Why are managers now worrying about ECI withholding on secondaries?

15 February 2024

This article was first published by Secondaries Investor on Thursday 15 February 2024.

ECI is an acronym popular in US tax that stands for income that is effectively connected with a US trade or business – US trading income in layman’s terms. Since 2017, buyers and sellers have grappled with whether ECI withholding applies on secondary transactions. GPs, on the other hand, have largely ignored or actively refused to engage with the issue. Rules that came into effect on 1 January 2023 have marked a shift in GPs’ approach, leading to a significant change in both GP engagement and the risk appetite of buyers.

The primary rule, implemented in 2017, is that on any transfer of an interest in an entity that is treated as a partnership for US tax purposes, the buyer must withhold 10 percent-plus of the purchase price unless an exemption applies.
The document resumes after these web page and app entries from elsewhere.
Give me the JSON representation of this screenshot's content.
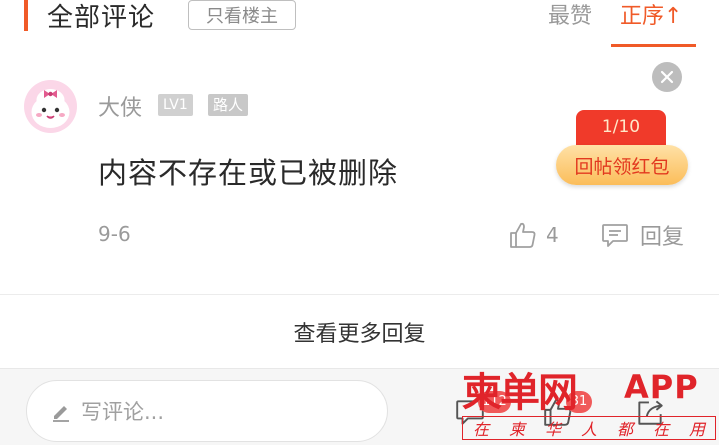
{
  "header": {
    "title": "全部评论",
    "filter_button": "只看楼主",
    "sort_hot": "最赞",
    "sort_order": "正序↑"
  },
  "comment": {
    "username": "大侠",
    "level": "LV1",
    "role": "路人",
    "content": "内容不存在或已被删除",
    "date": "9-6",
    "like_count": "4",
    "reply_label": "回复"
  },
  "promo": {
    "progress": "1/10",
    "label": "回帖领红包"
  },
  "more_replies": "查看更多回复",
  "bottom_bar": {
    "write_placeholder": "写评论...",
    "comment_badge": "112",
    "like_badge": "31"
  },
  "watermark": {
    "logo": "柬单网",
    "app": "APP",
    "slogan": [
      "在",
      "柬",
      "华",
      "人",
      "都",
      "在",
      "用"
    ]
  },
  "colors": {
    "accent": "#f05a28",
    "promo_red": "#f03a2a",
    "watermark_red": "#e0242a"
  }
}
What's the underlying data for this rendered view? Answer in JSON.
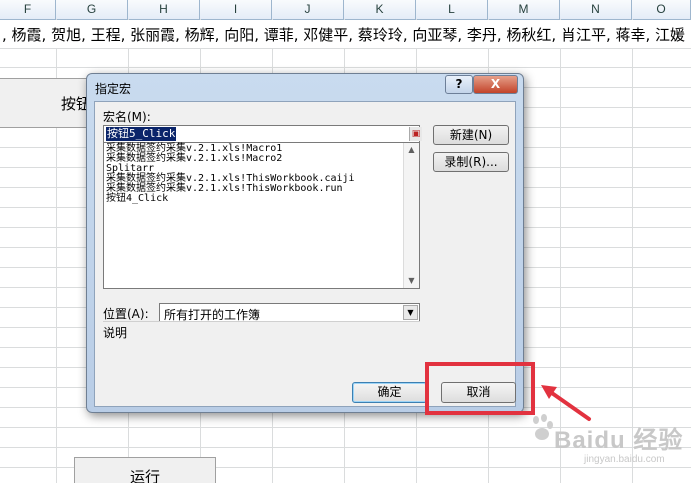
{
  "spreadsheet": {
    "columns": [
      "F",
      "G",
      "H",
      "I",
      "J",
      "K",
      "L",
      "M",
      "N",
      "O"
    ],
    "row1_text": ", 杨霞, 贺旭, 王程, 张丽霞, 杨辉, 向阳, 谭菲, 邓健平, 蔡玲玲, 向亚琴, 李丹, 杨秋红, 肖江平, 蒋幸, 江媛",
    "button1_label": "按钮",
    "button2_label": "运行"
  },
  "dialog": {
    "title": "指定宏",
    "help_label": "?",
    "close_label": "X",
    "macro_name_label": "宏名(M):",
    "macro_name_value": "按钮5_Click",
    "macro_list": [
      "采集数据签约采集v.2.1.xls!Macro1",
      "采集数据签约采集v.2.1.xls!Macro2",
      "Splitarr",
      "采集数据签约采集v.2.1.xls!ThisWorkbook.caiji",
      "采集数据签约采集v.2.1.xls!ThisWorkbook.run",
      "按钮4_Click"
    ],
    "new_button": "新建(N)",
    "record_button": "录制(R)...",
    "location_label": "位置(A):",
    "location_value": "所有打开的工作簿",
    "description_label": "说明",
    "ok_button": "确定",
    "cancel_button": "取消"
  },
  "annotation": {
    "highlight_color": "#e2323f"
  },
  "watermark": {
    "text": "Baidu 经验",
    "sub": "jingyan.baidu.com"
  }
}
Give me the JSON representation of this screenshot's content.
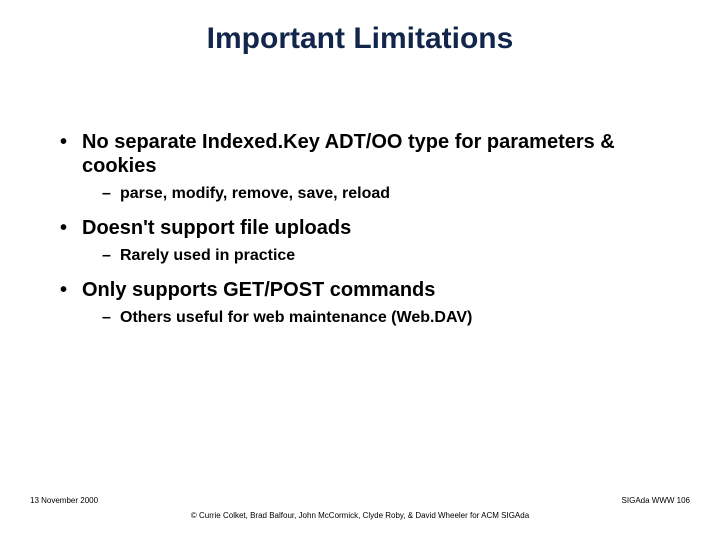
{
  "title": "Important Limitations",
  "bullets": {
    "item1": {
      "text": "No separate Indexed.Key ADT/OO type for parameters & cookies",
      "sub": "parse, modify, remove, save, reload"
    },
    "item2": {
      "text": "Doesn't support file uploads",
      "sub": "Rarely used in practice"
    },
    "item3": {
      "text": "Only supports GET/POST commands",
      "sub": "Others useful for web maintenance (Web.DAV)"
    }
  },
  "footer": {
    "date": "13 November 2000",
    "page": "SIGAda WWW 106",
    "credit": "© Currie Colket, Brad Balfour, John McCormick, Clyde Roby, & David Wheeler for ACM SIGAda"
  }
}
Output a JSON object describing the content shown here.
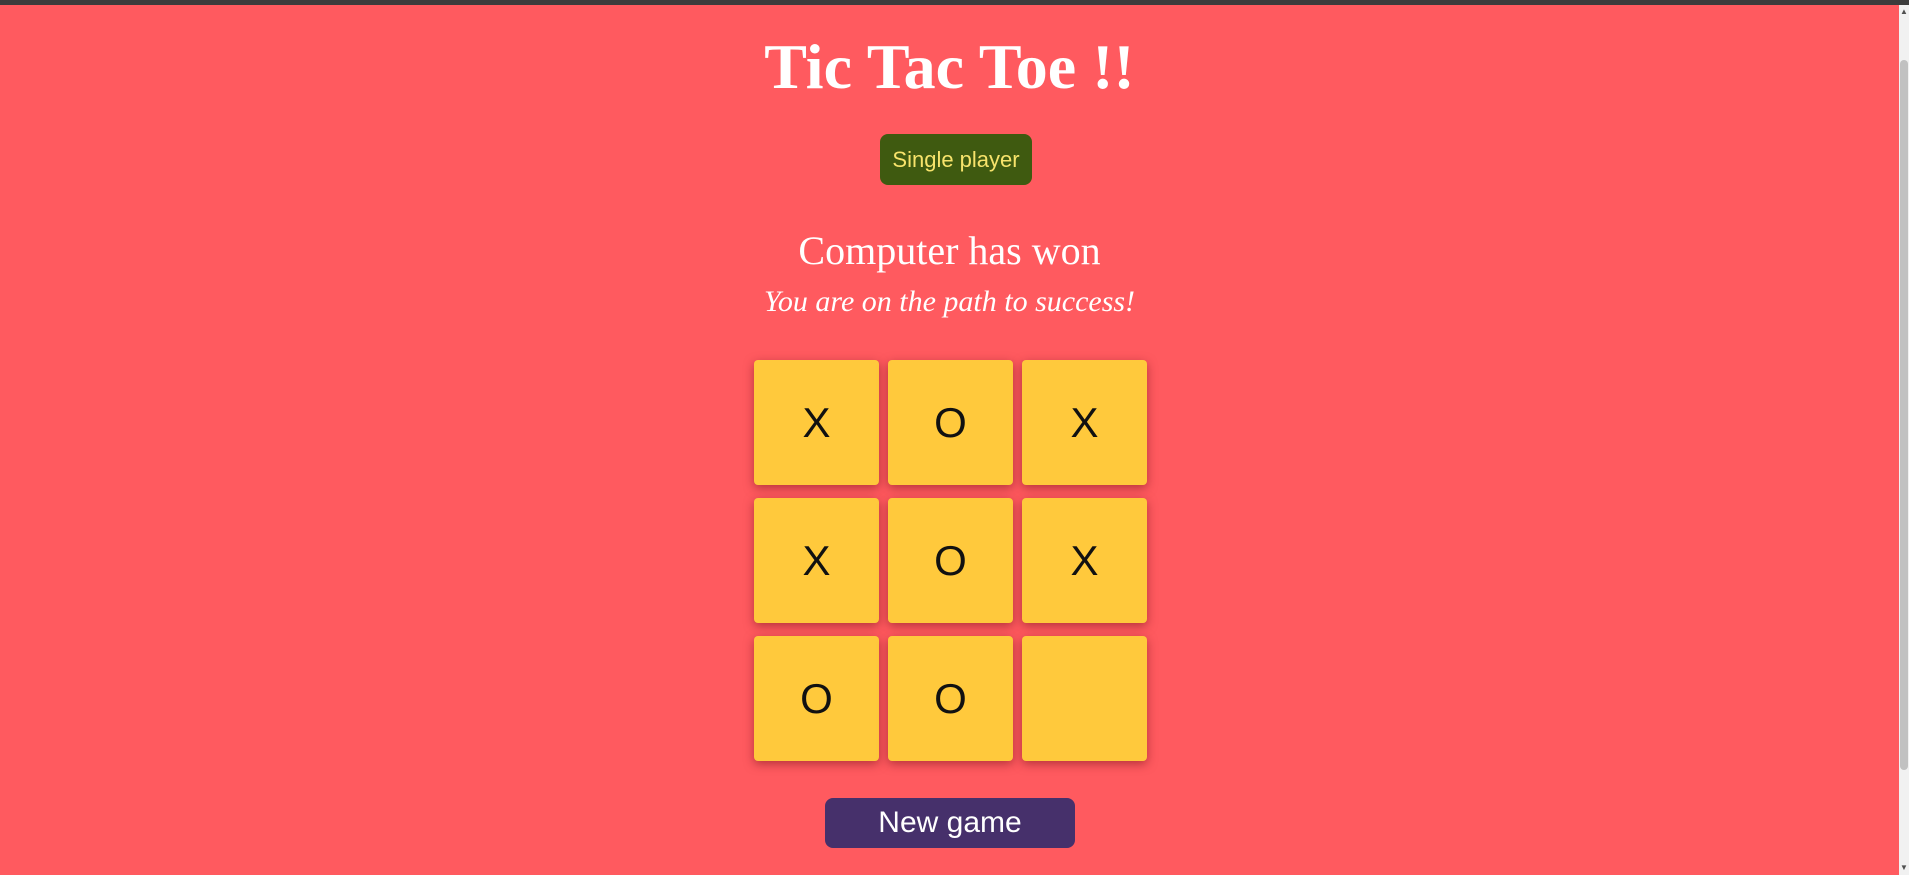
{
  "title": "Tic Tac Toe !!",
  "mode_button": "Single player",
  "status": "Computer has won",
  "motto": "You are on the path to success!",
  "board": {
    "cells": [
      "X",
      "O",
      "X",
      "X",
      "O",
      "X",
      "O",
      "O",
      ""
    ]
  },
  "new_game_button": "New game",
  "scrollbar": {
    "up_icon": "▲",
    "down_icon": "▼"
  },
  "colors": {
    "background": "#ff5a5f",
    "cell": "#ffc93c",
    "mode_button": "#3f5a10",
    "mode_button_text": "#f7e36b",
    "new_game_button": "#46306b"
  }
}
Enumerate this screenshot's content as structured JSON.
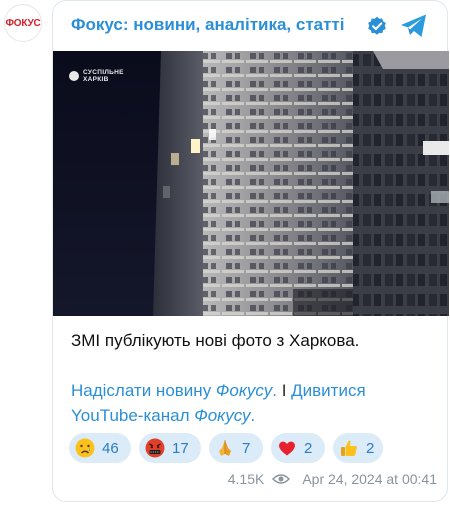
{
  "channel": {
    "avatar_text": "ФОКУС",
    "title": "Фокус: новини, аналітика, статті"
  },
  "photo": {
    "watermark_line1": "СУСПІЛЬНЕ",
    "watermark_line2": "ХАРКІВ"
  },
  "post": {
    "headline": "ЗМІ публікують нові фото з Харкова.",
    "link1_part1": "Надіслати новину ",
    "link1_part2": "Фокусу",
    "link1_part3": ".",
    "separator": " І ",
    "link2_part1": "Дивитися YouTube-канал ",
    "link2_part2": "Фокусу",
    "link2_part3": "."
  },
  "reactions": [
    {
      "icon": "crying-face-icon",
      "count": "46"
    },
    {
      "icon": "cursing-face-icon",
      "count": "17"
    },
    {
      "icon": "praying-hands-icon",
      "count": "7"
    },
    {
      "icon": "red-heart-icon",
      "count": "2"
    },
    {
      "icon": "thumbs-up-icon",
      "count": "2"
    }
  ],
  "meta": {
    "views": "4.15K",
    "timestamp": "Apr 24, 2024 at 00:41"
  },
  "colors": {
    "accent": "#2b8fd6",
    "reaction_bg": "#dcebf8",
    "brand_red": "#d3202a"
  }
}
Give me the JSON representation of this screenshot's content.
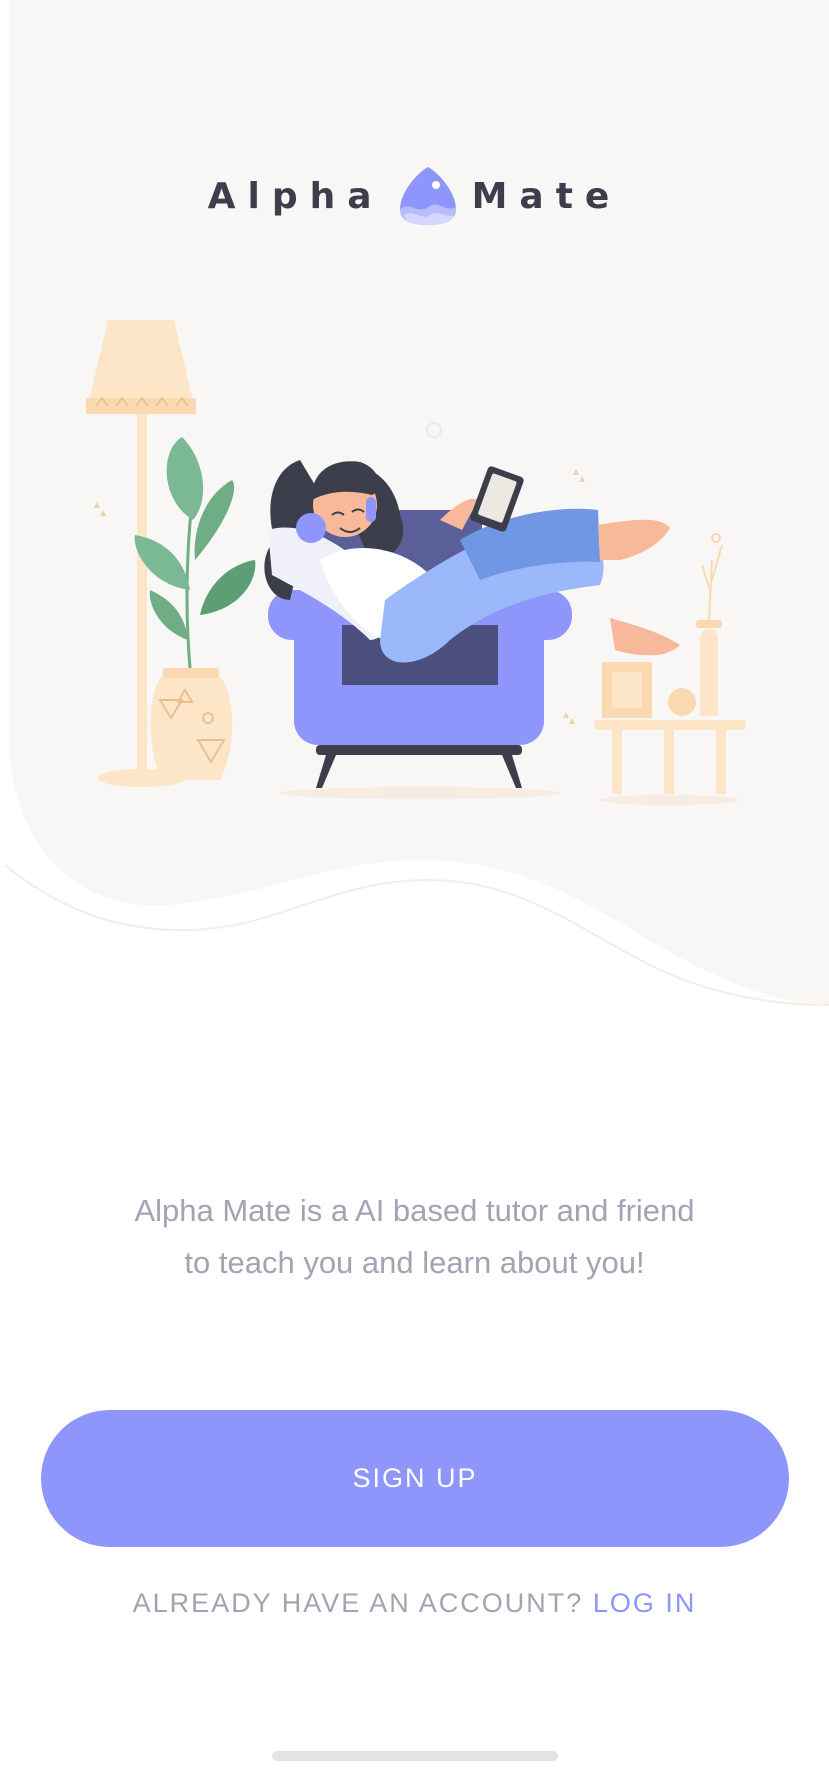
{
  "logo": {
    "word_left": "Alpha",
    "word_right": "Mate"
  },
  "tagline": {
    "line1": "Alpha Mate is a AI based tutor and friend",
    "line2": "to teach you and learn about you!"
  },
  "signup": {
    "label": "SIGN UP"
  },
  "login": {
    "prompt": "ALREADY HAVE AN ACCOUNT?",
    "link": "LOG IN"
  },
  "colors": {
    "accent": "#8e96fb",
    "hero_bg": "#f8f7f5",
    "text_muted": "#a3a3b3",
    "logo_text": "#3d3e4c"
  },
  "icons": {
    "logo_mark": "purple-droplet-logo-icon"
  }
}
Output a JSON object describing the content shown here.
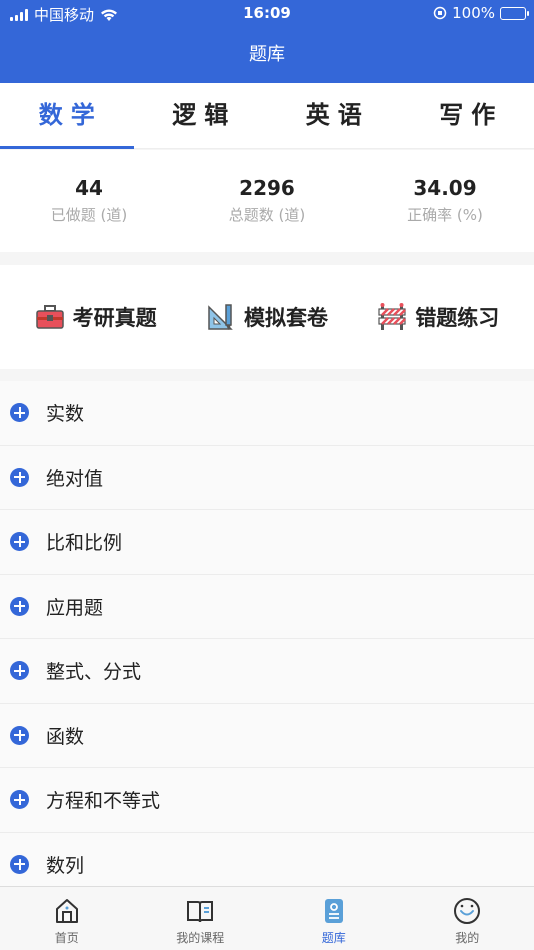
{
  "status": {
    "carrier": "中国移动",
    "time": "16:09",
    "battery": "100%"
  },
  "nav": {
    "title": "题库"
  },
  "tabs": [
    {
      "label": "数学",
      "active": true
    },
    {
      "label": "逻辑",
      "active": false
    },
    {
      "label": "英语",
      "active": false
    },
    {
      "label": "写作",
      "active": false
    }
  ],
  "stats": [
    {
      "value": "44",
      "label": "已做题 (道)"
    },
    {
      "value": "2296",
      "label": "总题数 (道)"
    },
    {
      "value": "34.09",
      "label": "正确率 (%)"
    }
  ],
  "quick": [
    {
      "label": "考研真题",
      "icon": "toolbox-icon"
    },
    {
      "label": "模拟套卷",
      "icon": "ruler-pencil-icon"
    },
    {
      "label": "错题练习",
      "icon": "barrier-icon"
    }
  ],
  "topics": [
    "实数",
    "绝对值",
    "比和比例",
    "应用题",
    "整式、分式",
    "函数",
    "方程和不等式",
    "数列"
  ],
  "tabbar": [
    {
      "label": "首页",
      "icon": "home-icon",
      "active": false
    },
    {
      "label": "我的课程",
      "icon": "book-icon",
      "active": false
    },
    {
      "label": "题库",
      "icon": "question-bank-icon",
      "active": true
    },
    {
      "label": "我的",
      "icon": "smile-face-icon",
      "active": false
    }
  ],
  "colors": {
    "primary": "#3467d8",
    "text": "#222222",
    "muted": "#aaaaaa"
  }
}
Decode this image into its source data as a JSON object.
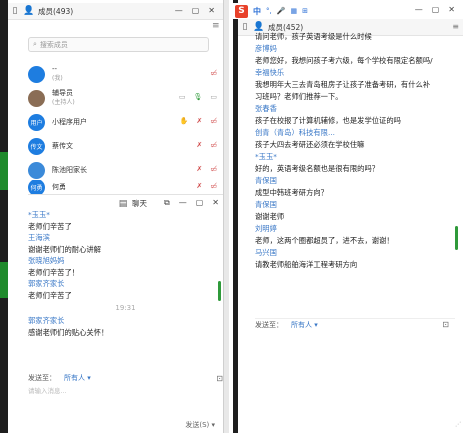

This rule applies to all transfers in such partnerships regardless of the nexus (or lack thereof) to the US of the partnership or the transfer parties.

The only way out of this rule is for the buyer to give a certificate (fraught with procedural issues and given under pain of perjury) or to get the GP to give a certificate in each case that there is no or little ECI (within prescribed limits). GPs generally took the view they would not provide certificates and leave it to the parties to work it out for themselves.

Under the initial proposed regulations, the strictness of the rule, along with issues with the exemptions, caused sticking points on deals and sometimes led to them collapsing.

The final regulations on ECI withholding came into force in October 2020 and introduced an important “get-out” for buyers. Where the buyer established “to the satisfaction of the Commissioner that no gain on the transfer is treated as effectively connected with the conduct of a US trade or business under section 864(c)(8), no interest, penalties or addition to tax [would] apply”. This resulted in buyers being able to take a commercial approach to ECI withholding risk (i.e. not withholding) where none of the exemptions applied, provided that it was clear from diligence or informal exchanges with the relevant GP that there was no ECI in the relevant fund.

Unfortunately, all good things come to an end.

Since 1 January 2023, if the buyer fails to withhold on a transfer in a situation when ECI withholding technically applied under the rules, the partnership whose interests are being transferred will be required to withhold the under-withheld amount from future distributions to the buyer. This creates an additional burden to getting buyers comfortable not withholding – they are now concerned not only with their potential liability to the IRS but also the potential for the GP to apply withholding on future distributions to them.

The GP can protect its position under the rules by requiring the buyer to provide it with a certificate, given under pain of perjury, in which the buyer confirms that it has either withheld the correct amount or relied on a valid exemption from withholding. Unsurprisingly, most GPs have sought to put in place such processes as well as including various representations and indemnities in the transfer documentation protecting their position.

Buyers are often required to provide a certificate to the GP (as described above), in the form provided by the GP, as a condition precedent to the transfer. This means the buyer must withhold on a transfer unless an exemption applies. This has reversed the market position – buyers are no longer willing to take a view to get the transfer over the line and so ensuring an exemption applies has become paramount once again.

To finish on a happier note, the other change we have witnessed since 1 January 2023 has been a dramatic increase in the number of GPs who are prepared to provide a GP ECI certificate (one of the exemptions under the rules). This includes many European GPs who were previously unwilling to engage on the issue on the basis they did not want to muddy their hands with US tax matters. We expect this trend to continue as providing a GP ECI certificate gives the GP control of the process – the GP can ensure that the buyer has properly fulfilled its own ECI withholding obligations (not withholding on the basis of a GP ECI certificate) so that the GP is comfortable it does not have any secondary liability.

So, while the new rules on GP withholding may cause pain in the short-term, in the longer term it may lead to an easier and more standardised process around ECI withholding on secondary transfers if the trend towards GP ECI certificates continues.

Read the article on Secondaries Investor.